Smoke inhalation compensation claims

The following guide sets out what you need to know about making a successful smoke inhalation compensation claim.

How much can I claim?

Smoke can contain a number of toxic, harmful and carcinogenic chemicals, which can cause injury if inhaled. Plastics, soft furnishings, wood, fabrics and refuse all give off toxic and carcinogenic fumes.

While burns injuries are a more commonly expected result of serious fires, smoke inhalation is as capable of causing serious injury.

If an fire-related accident at work or in an accident in a public place results in smoke-related injury or illness, it may be possible to make a claim for compensation. A claim's likelihood of success, however, is likely to be heavily dependent on the circumstances of the fire.

Warehouse fire

Do I have a claim for smoke inhalation?

If you were injured following smoke inhalation in the last three years and someone else was to blame, then we can help you make a compensation claim.

Do I have a claim?

Symptoms and effects of smoke inhalation

Smoke inhalation can cause a variety of symptoms depending on the materials producing the smoke and the severity of the exposure. Symptoms could include less severe side-effects such as:

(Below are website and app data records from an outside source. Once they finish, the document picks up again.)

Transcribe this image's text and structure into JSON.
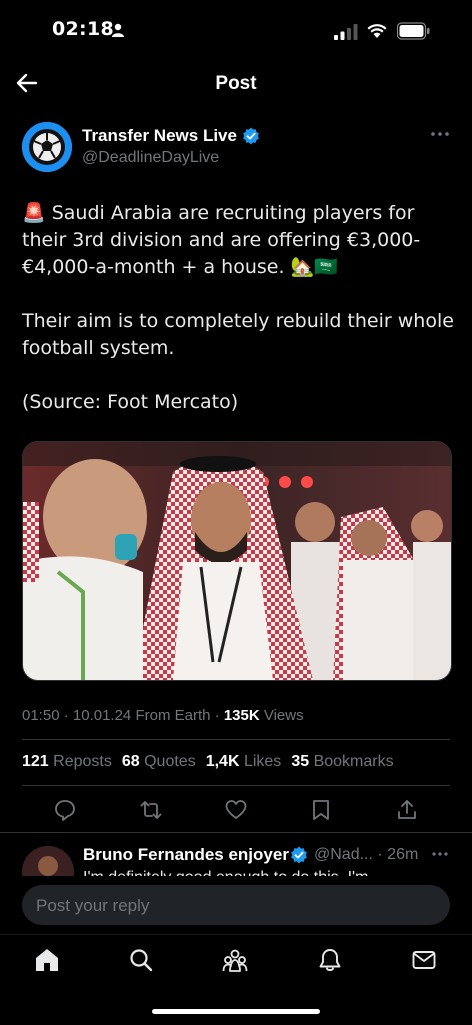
{
  "status_bar": {
    "time": "02:18",
    "icons": [
      "person-icon",
      "cellular-signal-icon",
      "wifi-icon",
      "battery-icon"
    ]
  },
  "header": {
    "back_icon": "arrow-left-icon",
    "title": "Post"
  },
  "post": {
    "author": {
      "name": "Transfer News Live",
      "handle": "@DeadlineDayLive",
      "verified": true
    },
    "text": {
      "line1": "🚨 Saudi Arabia are recruiting players for their 3rd division and are offering €3,000-€4,000-a-month + a house. 🏡🇸🇦",
      "line2": "Their aim is to completely rebuild their whole football system.",
      "line3": "(Source: Foot Mercato)"
    },
    "meta": {
      "time": "01:50",
      "date": "10.01.24",
      "source": "From Earth",
      "views_count": "135K",
      "views_label": "Views"
    },
    "stats": {
      "reposts_count": "121",
      "reposts_label": "Reposts",
      "quotes_count": "68",
      "quotes_label": "Quotes",
      "likes_count": "1,4K",
      "likes_label": "Likes",
      "bookmarks_count": "35",
      "bookmarks_label": "Bookmarks"
    }
  },
  "reply": {
    "name": "Bruno Fernandes enjoyer",
    "handle": "@Nad...",
    "time": "· 26m",
    "text": "I'm definitely good enough to do this. I'm"
  },
  "compose": {
    "placeholder": "Post your reply"
  },
  "tabbar": {
    "items": [
      "home-icon",
      "search-icon",
      "communities-icon",
      "notifications-icon",
      "messages-icon"
    ]
  },
  "colors": {
    "background": "#000000",
    "verified": "#1d9bf0",
    "muted": "#71767b"
  }
}
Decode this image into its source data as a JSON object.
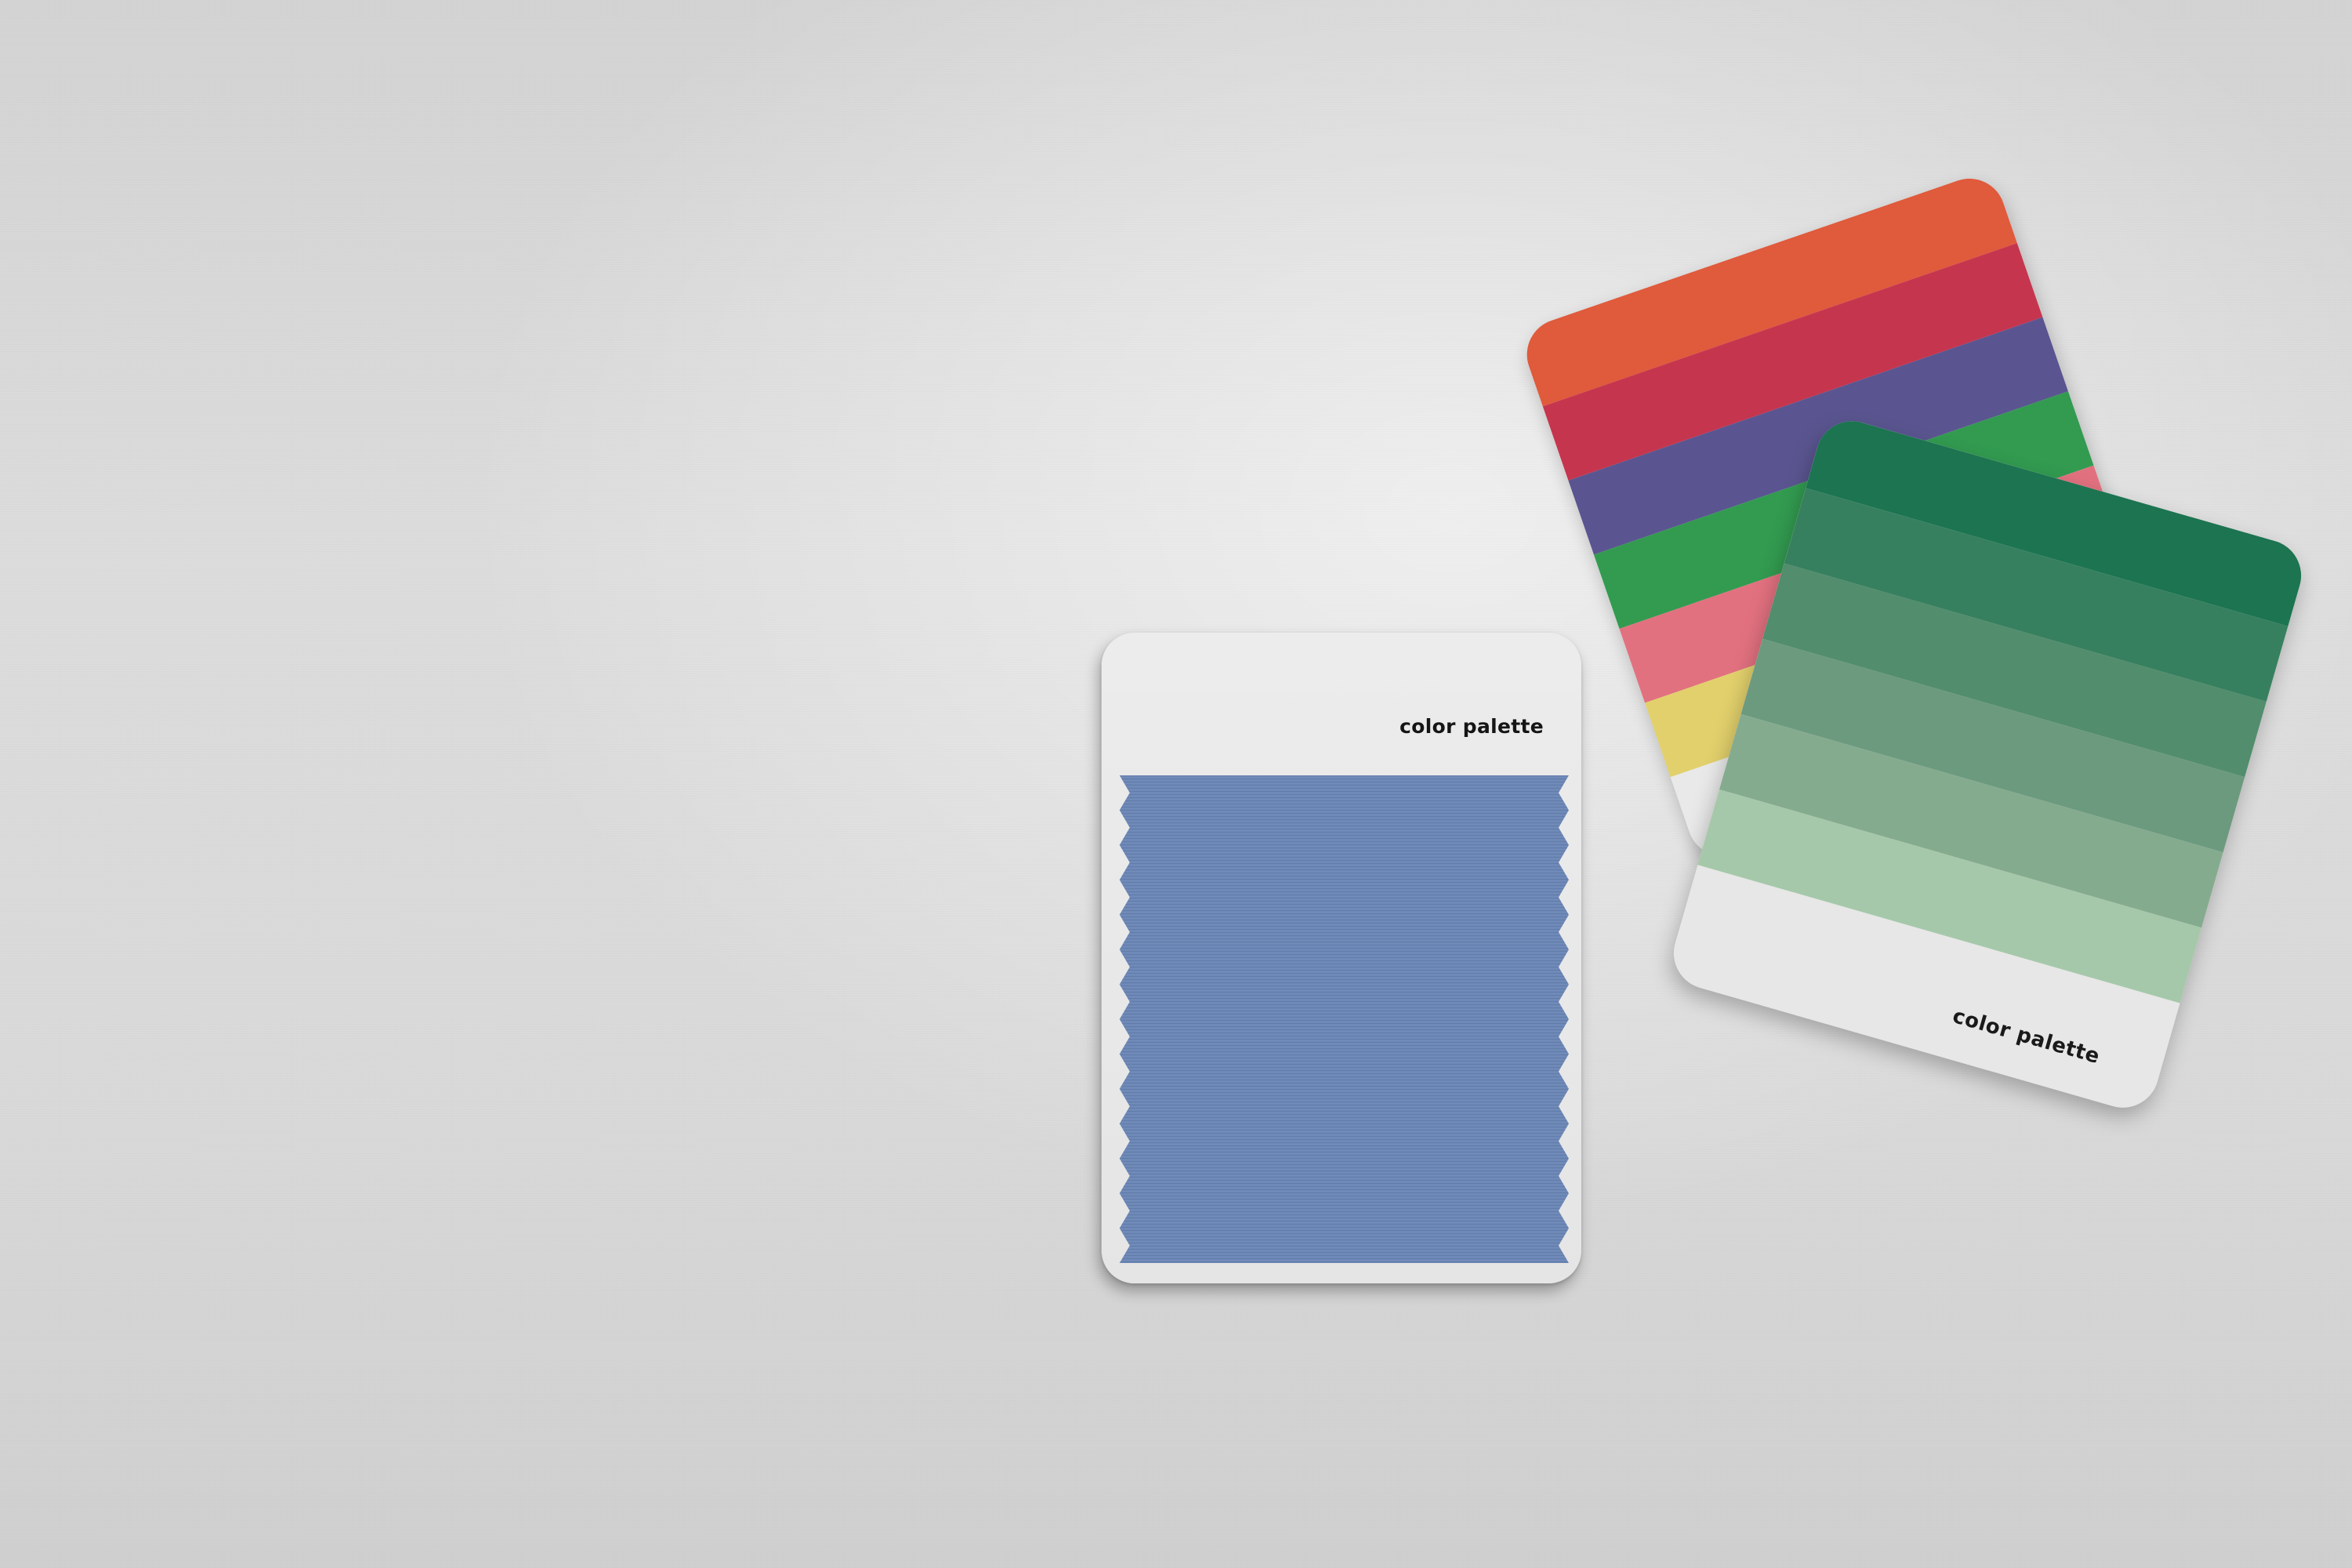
{
  "scene": {
    "background_color": "#d8d8d8"
  },
  "blue_card": {
    "label": "color palette",
    "swatch_color": "#6c87b6",
    "card_color": "#e9e9e9"
  },
  "green_card": {
    "label": "color palette",
    "bands": [
      "#1c7451",
      "#37805f",
      "#528d6d",
      "#6c9a7f",
      "#85ab8f",
      "#a6c8aa"
    ],
    "card_color": "#e7e7e7"
  },
  "multicolor_card": {
    "stripes": [
      "#e05a3c",
      "#c6354e",
      "#5a5590",
      "#329b50",
      "#e2717f",
      "#e2d06c"
    ],
    "card_color": "#e9e9e9"
  }
}
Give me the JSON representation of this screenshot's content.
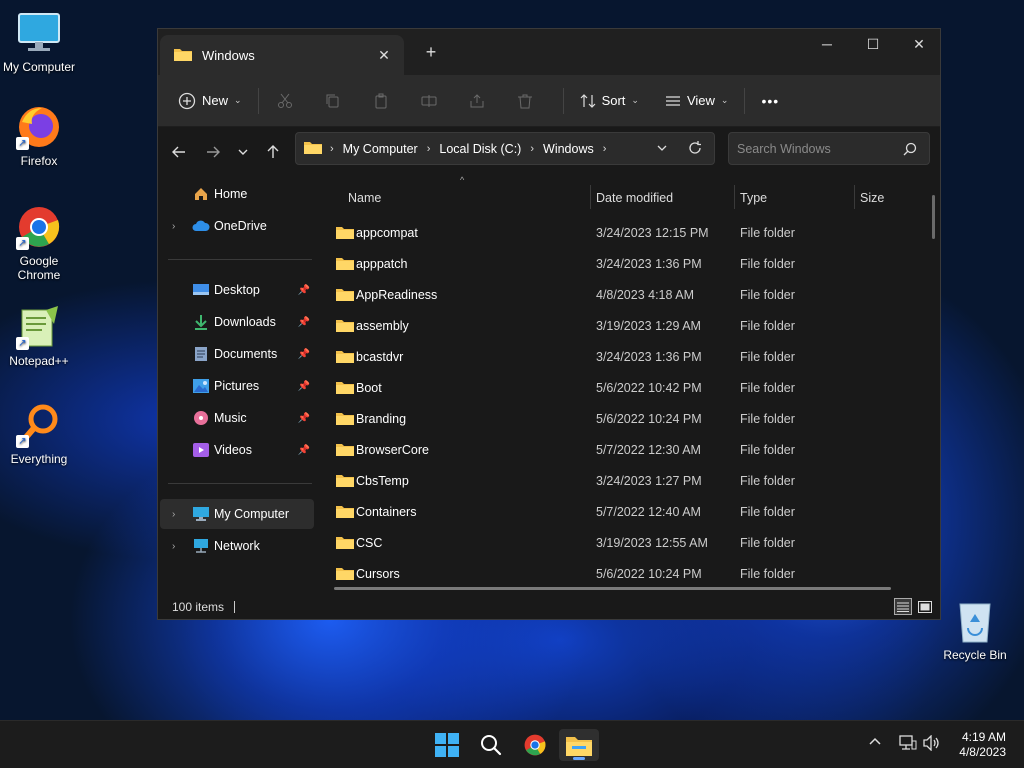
{
  "desktop": {
    "icons": [
      {
        "label": "My Computer",
        "icon": "monitor-icon"
      },
      {
        "label": "Firefox",
        "icon": "firefox-icon"
      },
      {
        "label": "Google Chrome",
        "icon": "chrome-icon"
      },
      {
        "label": "Notepad++",
        "icon": "notepad-plus-plus-icon"
      },
      {
        "label": "Everything",
        "icon": "everything-search-icon"
      },
      {
        "label": "Recycle Bin",
        "icon": "recycle-bin-icon"
      }
    ]
  },
  "explorer": {
    "tab_title": "Windows",
    "toolbar": {
      "new_label": "New",
      "sort_label": "Sort",
      "view_label": "View",
      "more_label": "•••"
    },
    "address": {
      "crumbs": [
        "My Computer",
        "Local Disk (C:)",
        "Windows"
      ]
    },
    "search": {
      "placeholder": "Search Windows"
    },
    "sidebar": {
      "home": "Home",
      "onedrive": "OneDrive",
      "pinned": [
        {
          "label": "Desktop",
          "icon": "desktop-icon",
          "color": "#3f8ee8"
        },
        {
          "label": "Downloads",
          "icon": "download-icon",
          "color": "#3fb86f"
        },
        {
          "label": "Documents",
          "icon": "document-icon",
          "color": "#8aa4c8"
        },
        {
          "label": "Pictures",
          "icon": "picture-icon",
          "color": "#3f9fe8"
        },
        {
          "label": "Music",
          "icon": "music-icon",
          "color": "#e8709a"
        },
        {
          "label": "Videos",
          "icon": "video-icon",
          "color": "#a45ee8"
        }
      ],
      "my_computer": "My Computer",
      "network": "Network"
    },
    "columns": {
      "name": "Name",
      "date": "Date modified",
      "type": "Type",
      "size": "Size"
    },
    "rows": [
      {
        "name": "appcompat",
        "date": "3/24/2023 12:15 PM",
        "type": "File folder"
      },
      {
        "name": "apppatch",
        "date": "3/24/2023 1:36 PM",
        "type": "File folder"
      },
      {
        "name": "AppReadiness",
        "date": "4/8/2023 4:18 AM",
        "type": "File folder"
      },
      {
        "name": "assembly",
        "date": "3/19/2023 1:29 AM",
        "type": "File folder"
      },
      {
        "name": "bcastdvr",
        "date": "3/24/2023 1:36 PM",
        "type": "File folder"
      },
      {
        "name": "Boot",
        "date": "5/6/2022 10:42 PM",
        "type": "File folder"
      },
      {
        "name": "Branding",
        "date": "5/6/2022 10:24 PM",
        "type": "File folder"
      },
      {
        "name": "BrowserCore",
        "date": "5/7/2022 12:30 AM",
        "type": "File folder"
      },
      {
        "name": "CbsTemp",
        "date": "3/24/2023 1:27 PM",
        "type": "File folder"
      },
      {
        "name": "Containers",
        "date": "5/7/2022 12:40 AM",
        "type": "File folder"
      },
      {
        "name": "CSC",
        "date": "3/19/2023 12:55 AM",
        "type": "File folder"
      },
      {
        "name": "Cursors",
        "date": "5/6/2022 10:24 PM",
        "type": "File folder"
      }
    ],
    "status": "100 items"
  },
  "taskbar": {
    "clock_time": "4:19 AM",
    "clock_date": "4/8/2023",
    "accent": "#6aa7ff"
  }
}
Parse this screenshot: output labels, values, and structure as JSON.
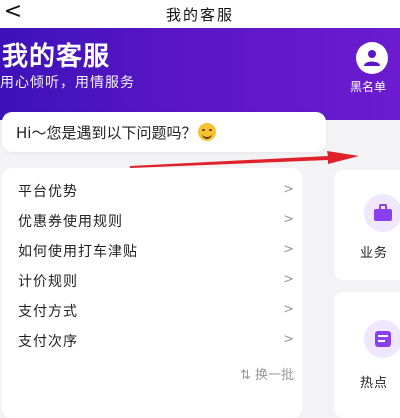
{
  "nav": {
    "back_glyph": "<",
    "title": "我的客服"
  },
  "hero": {
    "title": "我的客服",
    "subtitle": "用心倾听，用情服务",
    "blacklist_label": "黑名单",
    "blacklist_icon": "user-block-icon"
  },
  "greeting": {
    "text": "Hi～您是遇到以下问题吗？"
  },
  "faq": {
    "items": [
      {
        "label": "平台优势"
      },
      {
        "label": "优惠券使用规则"
      },
      {
        "label": "如何使用打车津贴"
      },
      {
        "label": "计价规则"
      },
      {
        "label": "支付方式"
      },
      {
        "label": "支付次序"
      }
    ],
    "chevron": ">",
    "refresh_label": "⇅ 换一批"
  },
  "side_cards": [
    {
      "label": "业务",
      "icon": "briefcase-icon"
    },
    {
      "label": "热点",
      "icon": "hot-topic-icon"
    }
  ],
  "colors": {
    "accent": "#5a16c6",
    "arrow": "#e0202a"
  }
}
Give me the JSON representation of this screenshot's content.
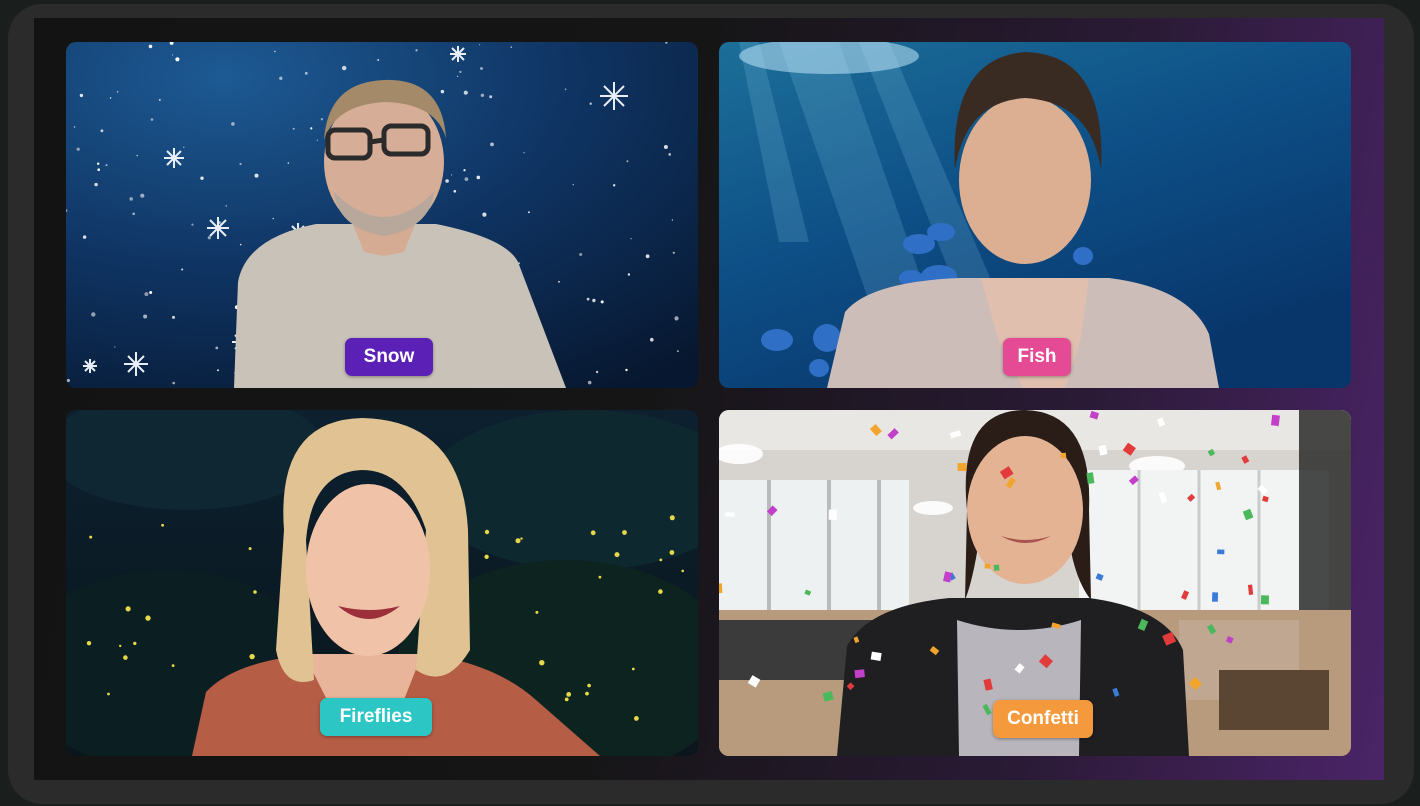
{
  "tiles": [
    {
      "label": "Snow",
      "background": "night-sky-snow",
      "badge_color": "#5b21b6"
    },
    {
      "label": "Fish",
      "background": "underwater",
      "badge_color": "#e54b95"
    },
    {
      "label": "Fireflies",
      "background": "night-forest",
      "badge_color": "#2cc6c4"
    },
    {
      "label": "Confetti",
      "background": "office",
      "badge_color": "#f59a3c"
    }
  ]
}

  • Sore throat
  • Coughing
  • Wheezing
  • Mucus build up

More long-term health implications of smoke inhalation could include:

  • Oedema - when cells lining the respiratory system, throat and mouth are damaged by heat from smoke, a build-up of fluids in airways can occur, causing pain and difficulty breathing.
  • Asphyxia - smoke inhalation can cause airways in the lungs to become blocked, leading to difficulty breathing. This can result in the deprivation of oxygen in the body.
  • Pneumonia - inflammation of the lungs caused by chemicals and toxins in smoke.
  • Carbon monoxide poisoning
  • Cancer - carcinogenic chemicals in smoke can cause cancer of the lungs or in other parts of the body.
  • Acute Respiratory Distress Syndrome - this may require the use of an oxygen mask
  • Cerebral Hypoxia - when the brain is starved of oxygen. This could cause brain damage

Who can a claim be made against?

In order to for smoke inhalation illness or injury, a third party must be found responsible. This could be:

An employer

If smoke inhalation occurred at work as a result of incorrect breathing protection or inadequate ventilation equipment. Employers are responsible for providing a safe work environment to staff. A failure to regularly undertake fire safety audits may be evidence of an employer's negligence.

A landlord

If a landlord's negligence led to a fire which resulted in smoke inhalation injuries, it may be possible to make a claim against the landlord. Installing furnishing that does not meet fire safety requirements, or failing to abide by fire safety regulations, may be evidence in support of a claim.

Another driver

If another driver is responsible for a road traffic accident and that accident resulted in a fire, the driver may be found responsible for any injury or illness caused by the fire, including burns and smoke inhalation.

Calculate my smoke inhalation compensation

The amount of compensation you will receive depends on a number of factors. Our personal injury compensation calculator provides an accurate estimate of your likely compensation.

How much can I claim?

No win, no fee smoke inhalation claims

Legal Aid is no longer available for injury claims.

Personal injury solicitors now work on a No Win, No Fee basis.

No Win, No Fee means that if your claim is not successful, you will not need to pay any legal fees.

If you do win your case, a success fee will be deducted from the compensation award and paid to your solicitor.

Read more about how a No Win, No Fee agreement works

Meet the team

The nationwide network of QLS solicitors help injured people with all types of personal injury claims, from short-term injury cases to serious, long-term injury. Our lawyers are chosen for their professionalism and their track record in winning claims.

Click here to meet more of the team.

Kevin Walker Serious Injury Panel Solicitor
Emma Bell Employers and Public Liability Panel Solicitor
Shahida Chaudery Complex Injury Claims Panel Solicitor
Howard Willis, Personal injury solicitor

About the author

Howard qualified as a solicitor in 1984 and has specialised in personal injury for over 25 years. He is a member of the Association of Personal Injury Lawyers (APIL) and is a recognised Law Society Personal Injury Panel expert.

Read more about this Quittance Legal Expert